Prompt: How many lines of the records hold the string "GodFather"? Reply with the number alone.
####################
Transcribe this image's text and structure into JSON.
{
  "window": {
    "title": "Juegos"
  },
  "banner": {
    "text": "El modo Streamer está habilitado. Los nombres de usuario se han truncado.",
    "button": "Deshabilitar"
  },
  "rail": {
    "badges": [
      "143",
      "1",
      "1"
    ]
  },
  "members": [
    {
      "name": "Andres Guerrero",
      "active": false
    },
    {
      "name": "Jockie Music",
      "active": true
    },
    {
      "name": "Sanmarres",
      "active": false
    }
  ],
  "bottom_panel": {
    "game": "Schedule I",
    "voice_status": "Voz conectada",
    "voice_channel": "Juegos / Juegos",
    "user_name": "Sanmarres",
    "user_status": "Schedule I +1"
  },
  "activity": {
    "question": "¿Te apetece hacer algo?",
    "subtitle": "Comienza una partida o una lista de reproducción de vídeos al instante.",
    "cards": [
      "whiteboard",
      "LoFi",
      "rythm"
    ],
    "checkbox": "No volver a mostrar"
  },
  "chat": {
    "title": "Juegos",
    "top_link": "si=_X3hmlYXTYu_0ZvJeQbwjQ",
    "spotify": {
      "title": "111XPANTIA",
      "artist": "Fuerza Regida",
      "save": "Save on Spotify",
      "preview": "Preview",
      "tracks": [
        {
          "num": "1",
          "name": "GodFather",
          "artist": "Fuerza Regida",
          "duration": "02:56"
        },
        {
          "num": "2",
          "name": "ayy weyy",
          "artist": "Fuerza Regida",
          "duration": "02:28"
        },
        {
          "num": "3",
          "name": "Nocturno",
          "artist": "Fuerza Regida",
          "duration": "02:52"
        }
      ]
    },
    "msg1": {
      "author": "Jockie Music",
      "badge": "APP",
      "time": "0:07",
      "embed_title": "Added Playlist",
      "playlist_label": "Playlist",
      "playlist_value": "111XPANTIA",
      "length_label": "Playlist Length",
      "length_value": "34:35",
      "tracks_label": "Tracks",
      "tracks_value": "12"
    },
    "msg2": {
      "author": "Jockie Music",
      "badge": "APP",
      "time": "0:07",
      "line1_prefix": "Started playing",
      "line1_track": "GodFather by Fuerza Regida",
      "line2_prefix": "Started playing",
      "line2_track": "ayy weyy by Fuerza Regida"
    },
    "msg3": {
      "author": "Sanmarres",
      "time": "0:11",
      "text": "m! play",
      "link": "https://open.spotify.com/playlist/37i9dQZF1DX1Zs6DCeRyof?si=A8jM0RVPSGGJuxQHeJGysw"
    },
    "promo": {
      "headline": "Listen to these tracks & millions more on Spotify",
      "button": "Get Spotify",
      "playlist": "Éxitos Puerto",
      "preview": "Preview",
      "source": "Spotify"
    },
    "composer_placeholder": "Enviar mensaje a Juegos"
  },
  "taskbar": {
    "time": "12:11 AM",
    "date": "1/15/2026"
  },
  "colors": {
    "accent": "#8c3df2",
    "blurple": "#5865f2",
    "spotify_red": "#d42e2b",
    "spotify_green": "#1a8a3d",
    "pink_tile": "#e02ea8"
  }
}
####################
Task solution: 2